>>> The excursion will continue in the Graphic Collection where Netherlandish drawing of the sixteenth and seventeenth centuries is represented by around 260 sheets. A number of highlights, such as the works by Rembrandt and some of his pupils, were presented several times in exhibitions held in the Graphic Collection. The last time this happened was in 1997, to mark the opening of the new Graphic Collection in the Akademiehof, at which time the exhibition included a selection of German and Italian master drawings of the same epoch. Nevertheless, many interesting sheets and even whole groups of sheets whose attribution is problematic remain unpublished to this day. Erwin Pokorny, the author of the 1997 exhibition catalogue, will present these little-known sheets in the original, in addition to a few prominent problem cases, such as The Ship of Fools in Flames, a drawing from the workshop of Hieronymus Bosch. The Graphic Collection hopes to host curious visitors who will engage in a fruitful discussion.
Excursion 6: Visit to the Princely Collections of Liechtenstein (Princely Collections of Liechtenstein)
The Princely Collections of Liechtenstein contain major works of European art spanning five centuries and are among the most important private collections in the world. Dating back to the seventeenth century, they are rooted in the Baroque ideal of princely patronage of the arts. For generations, the House of Liechtenstein has consistently nurtured this ideal, systematically adding to the collection’s holdings in keeping with an active acquisitions policy which continues to this day.
Today the Princely Collections contain some 1,700 paintings with masterpieces from the early Renaissance to the Austrian Romantic era, including works by Lucas Cranach the Elder, Raphael, Peter Paul Rubens, Anthony van Dyck, Frans Hals, Rembrandt, Rudolf von Alt, Ferdinand Georg Waldmüller and Friedrich von Amerling. Of equal art-historical importance is the collection of Italian bronzes, the focus of which lies in masterpieces of the sixteenth and seventeenth centuries. In addition to these outstanding paintings and sculptures, the Princely Collections also contain important holdings of prints and engravings, pietra dura objects, enamelwork, ivories, decorative arms, porcelain, tapestries and furniture, all of which once graced the castles and palaces owned by the family.
The excursion will focus on the Decius Mus Cycle which is one of the most frequently discussed body of works by the master Rubens and is on display in its entirety in the Gallery. Having entered the collection as the work of Van Dyck, their true author was soon recognized as Peter Paul Rubens. The Rubenianum’s volume on this cycle, currently in preparation, may well offer additional findings. The results presented here of the recent technical examinations by Dr. Reinhold Baumstark are of the greatest scientific interest.
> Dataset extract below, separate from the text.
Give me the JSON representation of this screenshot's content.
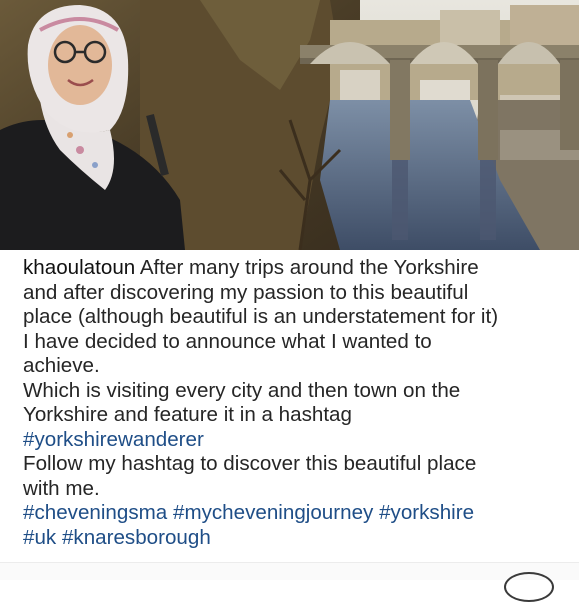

A tour of the Picture Gallery in the garden palace in the Rossau will provide an opportunity to view other important paintings by Flemish masters, some of which have never before been on public display. The complete graphic works of Peter Paul Rubens in the Princely Collections will be on view in the library of the garden palace. Works from the repositories of the Princely Collections will be presented in the galleries to round up the tour.